Record extracts
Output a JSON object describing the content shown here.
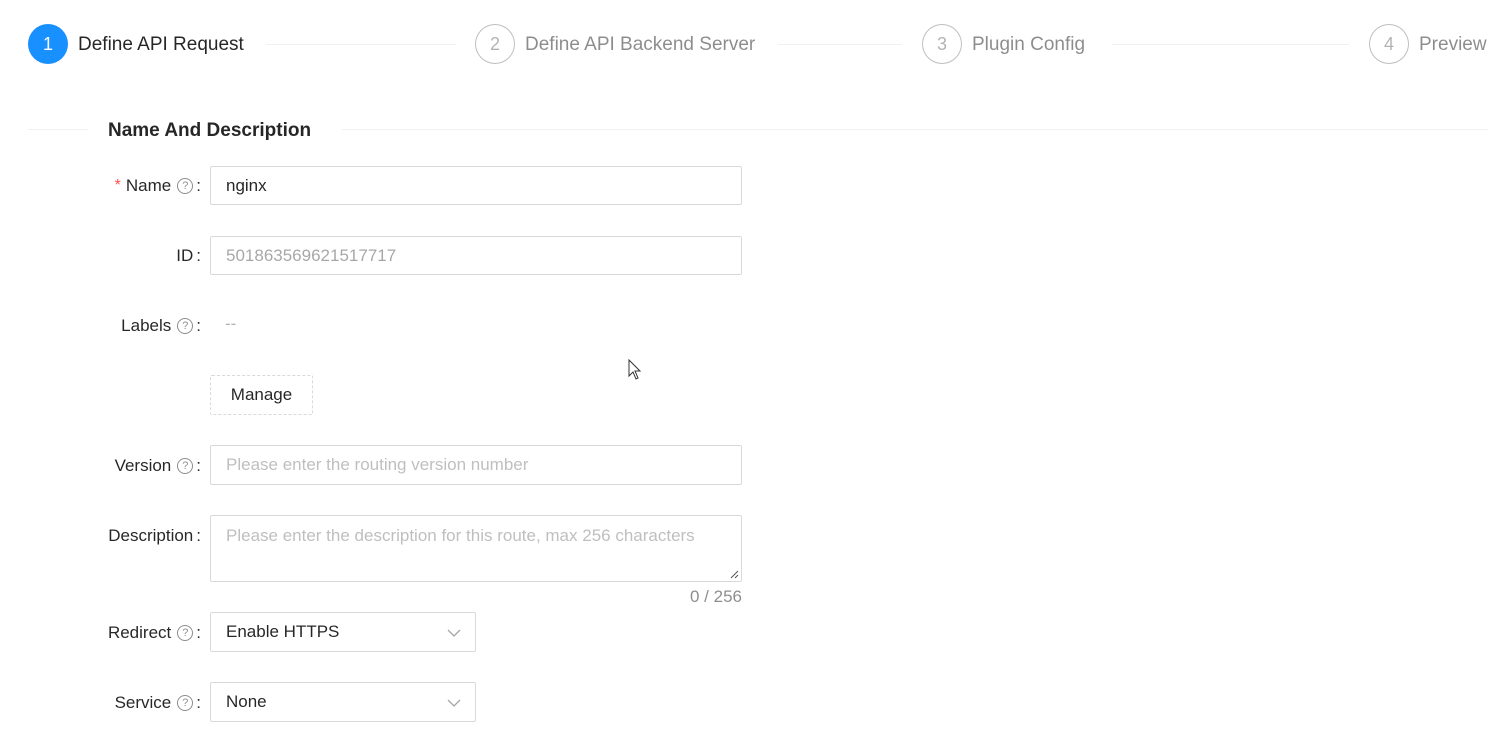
{
  "steps": [
    {
      "number": "1",
      "title": "Define API Request",
      "status": "active"
    },
    {
      "number": "2",
      "title": "Define API Backend Server",
      "status": "wait"
    },
    {
      "number": "3",
      "title": "Plugin Config",
      "status": "wait"
    },
    {
      "number": "4",
      "title": "Preview",
      "status": "wait"
    }
  ],
  "section": {
    "title": "Name And Description"
  },
  "form": {
    "name": {
      "label": "Name",
      "value": "nginx",
      "required_mark": "*"
    },
    "id": {
      "label": "ID",
      "value": "501863569621517717"
    },
    "labels": {
      "label": "Labels",
      "value": "--",
      "manage_button": "Manage"
    },
    "version": {
      "label": "Version",
      "placeholder": "Please enter the routing version number"
    },
    "description": {
      "label": "Description",
      "placeholder": "Please enter the description for this route, max 256 characters",
      "counter": "0 / 256"
    },
    "redirect": {
      "label": "Redirect",
      "value": "Enable HTTPS"
    },
    "service": {
      "label": "Service",
      "value": "None"
    }
  },
  "colors": {
    "primary": "#1890ff",
    "required": "#ff4d4f",
    "border": "#d9d9d9"
  },
  "icons": {
    "help": "question-circle-icon",
    "dropdown": "chevron-down-icon"
  }
}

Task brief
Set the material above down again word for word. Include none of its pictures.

Reply
Output a JSON object describing the content shown here.
{
  "steps": [
    {
      "number": "1",
      "title": "Define API Request",
      "status": "active"
    },
    {
      "number": "2",
      "title": "Define API Backend Server",
      "status": "wait"
    },
    {
      "number": "3",
      "title": "Plugin Config",
      "status": "wait"
    },
    {
      "number": "4",
      "title": "Preview",
      "status": "wait"
    }
  ],
  "section": {
    "title": "Name And Description"
  },
  "form": {
    "name": {
      "label": "Name",
      "value": "nginx",
      "required_mark": "*"
    },
    "id": {
      "label": "ID",
      "value": "501863569621517717"
    },
    "labels": {
      "label": "Labels",
      "value": "--",
      "manage_button": "Manage"
    },
    "version": {
      "label": "Version",
      "placeholder": "Please enter the routing version number"
    },
    "description": {
      "label": "Description",
      "placeholder": "Please enter the description for this route, max 256 characters",
      "counter": "0 / 256"
    },
    "redirect": {
      "label": "Redirect",
      "value": "Enable HTTPS"
    },
    "service": {
      "label": "Service",
      "value": "None"
    }
  },
  "colors": {
    "primary": "#1890ff",
    "required": "#ff4d4f",
    "border": "#d9d9d9"
  },
  "icons": {
    "help": "question-circle-icon",
    "dropdown": "chevron-down-icon"
  }
}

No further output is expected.